• Excerpts from an interface dataset
*** Block opens ***
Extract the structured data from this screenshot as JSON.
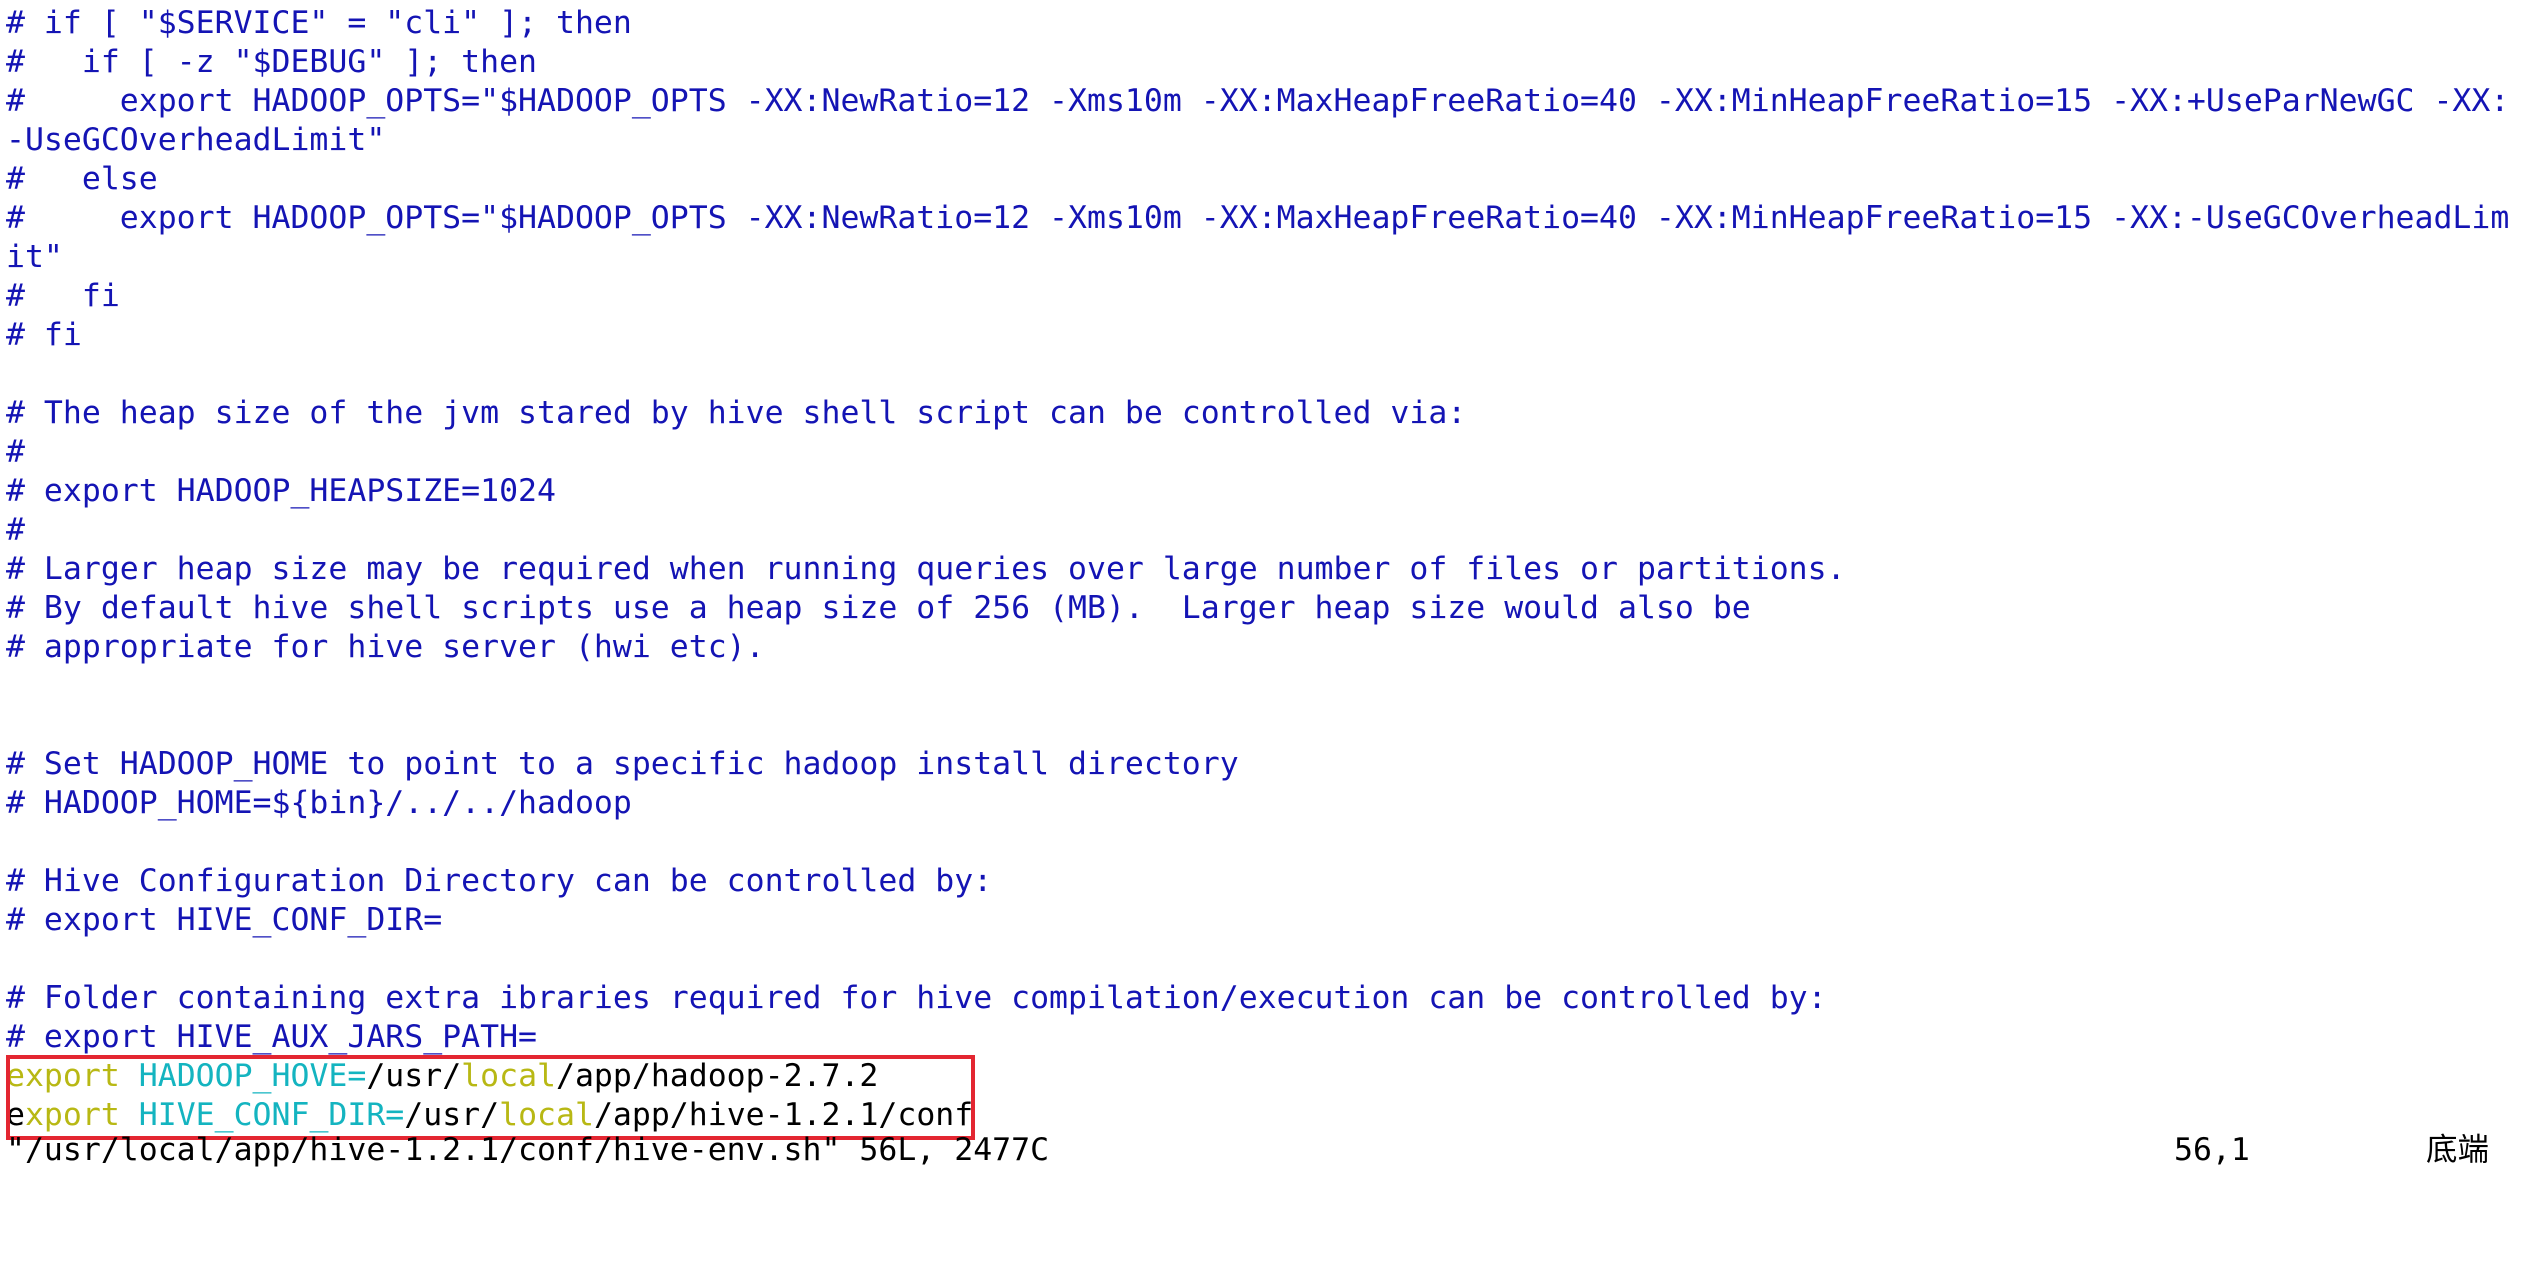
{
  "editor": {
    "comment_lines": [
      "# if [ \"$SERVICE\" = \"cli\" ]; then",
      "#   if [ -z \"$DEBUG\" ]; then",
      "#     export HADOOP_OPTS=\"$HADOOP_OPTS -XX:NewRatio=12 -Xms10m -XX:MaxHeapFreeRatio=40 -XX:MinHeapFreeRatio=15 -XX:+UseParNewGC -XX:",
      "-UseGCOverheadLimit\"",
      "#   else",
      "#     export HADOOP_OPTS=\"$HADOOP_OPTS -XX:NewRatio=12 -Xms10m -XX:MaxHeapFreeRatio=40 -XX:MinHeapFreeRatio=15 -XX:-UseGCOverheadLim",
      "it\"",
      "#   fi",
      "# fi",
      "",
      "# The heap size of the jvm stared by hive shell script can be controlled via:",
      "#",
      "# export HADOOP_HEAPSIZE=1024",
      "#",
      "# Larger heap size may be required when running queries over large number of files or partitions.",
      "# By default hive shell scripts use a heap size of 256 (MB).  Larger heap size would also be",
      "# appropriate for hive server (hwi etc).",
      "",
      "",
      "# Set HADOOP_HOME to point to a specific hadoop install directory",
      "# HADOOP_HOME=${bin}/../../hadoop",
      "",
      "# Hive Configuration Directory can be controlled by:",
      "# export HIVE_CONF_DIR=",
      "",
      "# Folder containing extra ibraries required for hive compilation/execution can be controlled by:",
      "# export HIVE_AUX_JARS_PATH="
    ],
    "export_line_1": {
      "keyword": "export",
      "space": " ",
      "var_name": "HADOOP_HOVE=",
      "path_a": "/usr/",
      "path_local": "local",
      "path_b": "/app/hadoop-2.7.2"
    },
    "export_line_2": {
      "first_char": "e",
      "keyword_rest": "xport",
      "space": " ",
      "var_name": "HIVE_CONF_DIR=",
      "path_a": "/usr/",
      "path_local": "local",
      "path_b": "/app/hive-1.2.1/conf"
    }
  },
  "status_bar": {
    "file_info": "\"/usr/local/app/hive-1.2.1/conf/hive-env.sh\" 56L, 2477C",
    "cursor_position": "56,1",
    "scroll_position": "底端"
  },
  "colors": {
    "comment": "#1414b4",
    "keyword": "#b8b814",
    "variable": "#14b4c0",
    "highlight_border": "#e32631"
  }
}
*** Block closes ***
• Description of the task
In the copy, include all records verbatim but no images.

• Response area
Extract the structured data from this screenshot as JSON.
{
  "editor": {
    "comment_lines": [
      "# if [ \"$SERVICE\" = \"cli\" ]; then",
      "#   if [ -z \"$DEBUG\" ]; then",
      "#     export HADOOP_OPTS=\"$HADOOP_OPTS -XX:NewRatio=12 -Xms10m -XX:MaxHeapFreeRatio=40 -XX:MinHeapFreeRatio=15 -XX:+UseParNewGC -XX:",
      "-UseGCOverheadLimit\"",
      "#   else",
      "#     export HADOOP_OPTS=\"$HADOOP_OPTS -XX:NewRatio=12 -Xms10m -XX:MaxHeapFreeRatio=40 -XX:MinHeapFreeRatio=15 -XX:-UseGCOverheadLim",
      "it\"",
      "#   fi",
      "# fi",
      "",
      "# The heap size of the jvm stared by hive shell script can be controlled via:",
      "#",
      "# export HADOOP_HEAPSIZE=1024",
      "#",
      "# Larger heap size may be required when running queries over large number of files or partitions.",
      "# By default hive shell scripts use a heap size of 256 (MB).  Larger heap size would also be",
      "# appropriate for hive server (hwi etc).",
      "",
      "",
      "# Set HADOOP_HOME to point to a specific hadoop install directory",
      "# HADOOP_HOME=${bin}/../../hadoop",
      "",
      "# Hive Configuration Directory can be controlled by:",
      "# export HIVE_CONF_DIR=",
      "",
      "# Folder containing extra ibraries required for hive compilation/execution can be controlled by:",
      "# export HIVE_AUX_JARS_PATH="
    ],
    "export_line_1": {
      "keyword": "export",
      "space": " ",
      "var_name": "HADOOP_HOVE=",
      "path_a": "/usr/",
      "path_local": "local",
      "path_b": "/app/hadoop-2.7.2"
    },
    "export_line_2": {
      "first_char": "e",
      "keyword_rest": "xport",
      "space": " ",
      "var_name": "HIVE_CONF_DIR=",
      "path_a": "/usr/",
      "path_local": "local",
      "path_b": "/app/hive-1.2.1/conf"
    }
  },
  "status_bar": {
    "file_info": "\"/usr/local/app/hive-1.2.1/conf/hive-env.sh\" 56L, 2477C",
    "cursor_position": "56,1",
    "scroll_position": "底端"
  },
  "colors": {
    "comment": "#1414b4",
    "keyword": "#b8b814",
    "variable": "#14b4c0",
    "highlight_border": "#e32631"
  }
}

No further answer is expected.